GTSE1 (B99) was identified as a microtubule-associated protein product of the mouse B99 gene, which exhibits both a cell cycle regulated expression, with highest levels in G2, and DNA damage triggered expression under direct control of TP53 (p53) (Utrera et al. 1998, Collavin et al. 2000). Human GTSE1, similar to the mouse counterpart, binds to microtubules, shows cell cycle regulated expression with a peak in G2 and plays a role in G2 checkpoint recovery after DNA damage but is not transcriptionally regulated by TP53 (Monte et al. 2003, Monte et al. 2004, Scolz et al. 2012).
In G1 cells, GTSE1 is found at the microtubule lattice, likely due to direct binding to tubulin. An evolutionarily conserved interaction between GTSE1 and MAPRE1 (EB1), a microtubule plus end protein, promotes GTSE1 localization to the growing tip of the microtubules, which contributes to cell migration and is likely involved in cancer cell invasiveness. Highly invasive breast cancer cell lines exhibit high GTSE1 levels in G1, while GTSE1 levels in G1 are normally low. At the beginning of mitotic prometaphase, GTSE1 is phosphorylated by mitotic kinase(s), possibly CDK1, in proximity to the MAPRE1-binding region, causing GTSE1 dissociation from the plus end microtubule ends (Scolz et al. 2012).
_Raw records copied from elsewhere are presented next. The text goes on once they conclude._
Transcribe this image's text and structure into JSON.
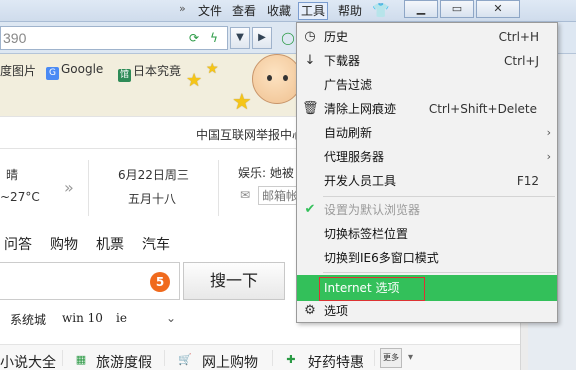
{
  "menubar": {
    "arrows": "»",
    "file": "文件",
    "view": "查看",
    "favorites": "收藏",
    "tools": "工具",
    "help": "帮助"
  },
  "address": {
    "value": "390"
  },
  "bookmarks": [
    {
      "label": "度图片",
      "icon_color": "#3b6fd6"
    },
    {
      "label": "Google",
      "icon_color": "#4a8af4"
    },
    {
      "label": "日本究竟",
      "icon_color": "#2e8b57",
      "icon_text": "馆"
    }
  ],
  "page": {
    "report_text": "中国互联网举报中心",
    "weather": {
      "condition": "晴",
      "temp": "~27°C"
    },
    "date": {
      "line1": "6月22日周三",
      "line2": "五月十八"
    },
    "entertainment": "娱乐: 她被",
    "mailbox": "邮箱帐",
    "tabs": [
      "问答",
      "购物",
      "机票",
      "汽车"
    ],
    "badge_number": "5",
    "search_button": "搜一下",
    "hot_words": [
      "系统城",
      "win 10",
      "ie"
    ],
    "categories": [
      "小说大全",
      "旅游度假",
      "网上购物",
      "好药特惠"
    ],
    "more_label": "更多"
  },
  "dropdown": {
    "items": [
      {
        "label": "历史",
        "shortcut": "Ctrl+H",
        "icon": "clock-icon",
        "state": "normal"
      },
      {
        "label": "下载器",
        "shortcut": "Ctrl+J",
        "icon": "download-arrow-icon",
        "state": "normal"
      },
      {
        "label": "广告过滤",
        "shortcut": "",
        "icon": "",
        "state": "normal"
      },
      {
        "label": "清除上网痕迹",
        "shortcut": "Ctrl+Shift+Delete",
        "icon": "trash-icon",
        "state": "normal"
      },
      {
        "label": "自动刷新",
        "shortcut": "",
        "icon": "",
        "state": "submenu"
      },
      {
        "label": "代理服务器",
        "shortcut": "",
        "icon": "",
        "state": "submenu"
      },
      {
        "label": "开发人员工具",
        "shortcut": "F12",
        "icon": "",
        "state": "normal"
      },
      {
        "label": "设置为默认浏览器",
        "shortcut": "",
        "icon": "checkmark-icon",
        "state": "disabled"
      },
      {
        "label": "切换标签栏位置",
        "shortcut": "",
        "icon": "",
        "state": "normal"
      },
      {
        "label": "切换到IE6多窗口模式",
        "shortcut": "",
        "icon": "",
        "state": "normal"
      },
      {
        "label": "Internet 选项",
        "shortcut": "",
        "icon": "",
        "state": "highlighted"
      },
      {
        "label": "选项",
        "shortcut": "",
        "icon": "gear-icon",
        "state": "normal"
      }
    ]
  },
  "colors": {
    "highlight": "#33c05a",
    "focus_outline": "#dd3333",
    "badge": "#f06a1d"
  }
}
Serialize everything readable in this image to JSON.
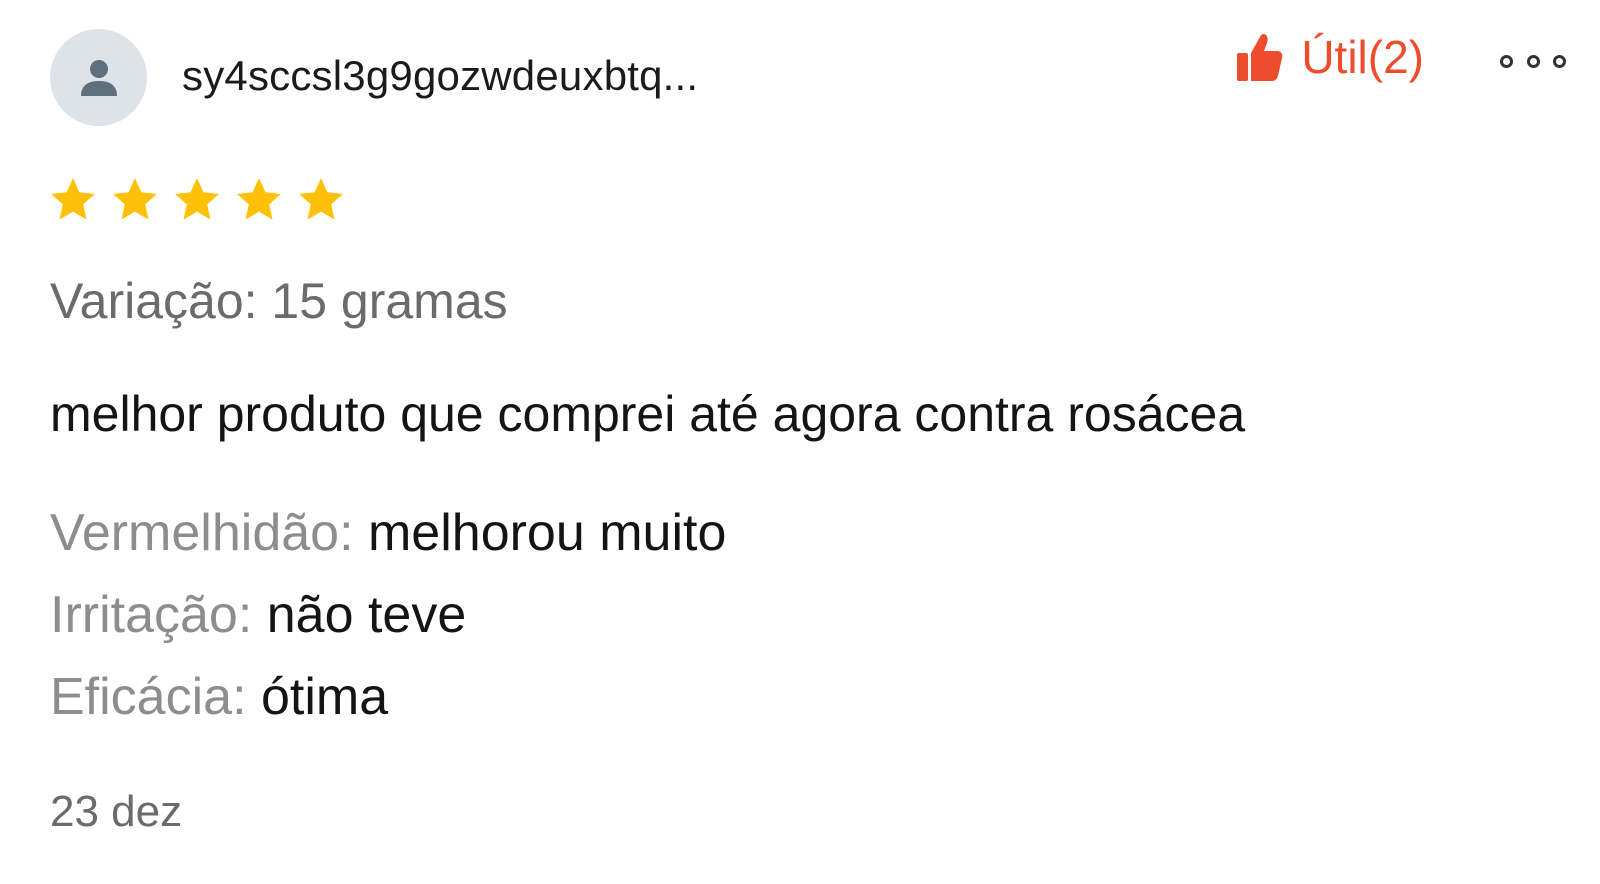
{
  "review": {
    "username": "sy4sccsl3g9gozwdeuxbtq...",
    "avatar_icon": "user-silhouette-icon",
    "helpful": {
      "label": "Útil(2)",
      "icon": "thumbs-up-icon",
      "color": "#ee4d2d"
    },
    "more_icon": "more-options-icon",
    "rating": {
      "value": 5,
      "max": 5,
      "star_color": "#ffc107"
    },
    "variation": "Variação: 15 gramas",
    "comment": "melhor produto que comprei até agora contra rosácea",
    "attributes": [
      {
        "label": "Vermelhidão:",
        "value": "melhorou muito"
      },
      {
        "label": "Irritação:",
        "value": "não teve"
      },
      {
        "label": "Eficácia:",
        "value": "ótima"
      }
    ],
    "date": "23 dez"
  }
}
During G2 checkpoint recovery (cell cycle re-entry after DNA damage induced G2 arrest), GTSE1 relocates to the nucleus where it binds TP53 and, in an MDM2-dependent manner, promotes TP53 cytoplasmic translocation and proteasome mediated degradation (Monte et al. 2003, Monte et al. 2004). Relocation of GTSE1 to the nucleus in G2 phase depends on PLK1-mediated phosphorylation of GTSE1 (Liu et al. 2010).
GTSE1-facilitated down-regulation of TP53 in G2 allows cells to avoid TP53 mediated apoptosis upon DNA damage and to re-enter cell cycle (Monte et al. 2003). While TP53 down-regulation mediated by GTSE1 in G2 correlates with decreased expression of TP53 target genes involved in apoptosis and cell cycle arrest, GTSE1 can also increase the half-life of the TP53 target p21 (CDKN1A). GTSE1-mediated stabilization of CDKN1A involves interaction of GTSE1 with CDKN1A and its chaperone complex, consisting of HSP90 and FKBPL (WISp39), and may be involved in resistance to paclitaxel treatment (Bublik et al. 2010)
TPX2 binds to aurora kinase A (AURKA) at centrosomes and promotes its activation by facilitating AURKA active conformation and autophosphorylation of the AURKA threonine residue T288 (Bayliss et al. 2003, Xu et al. 2011, Giubettini et al. 2011, Dodson and Bayliss 2012)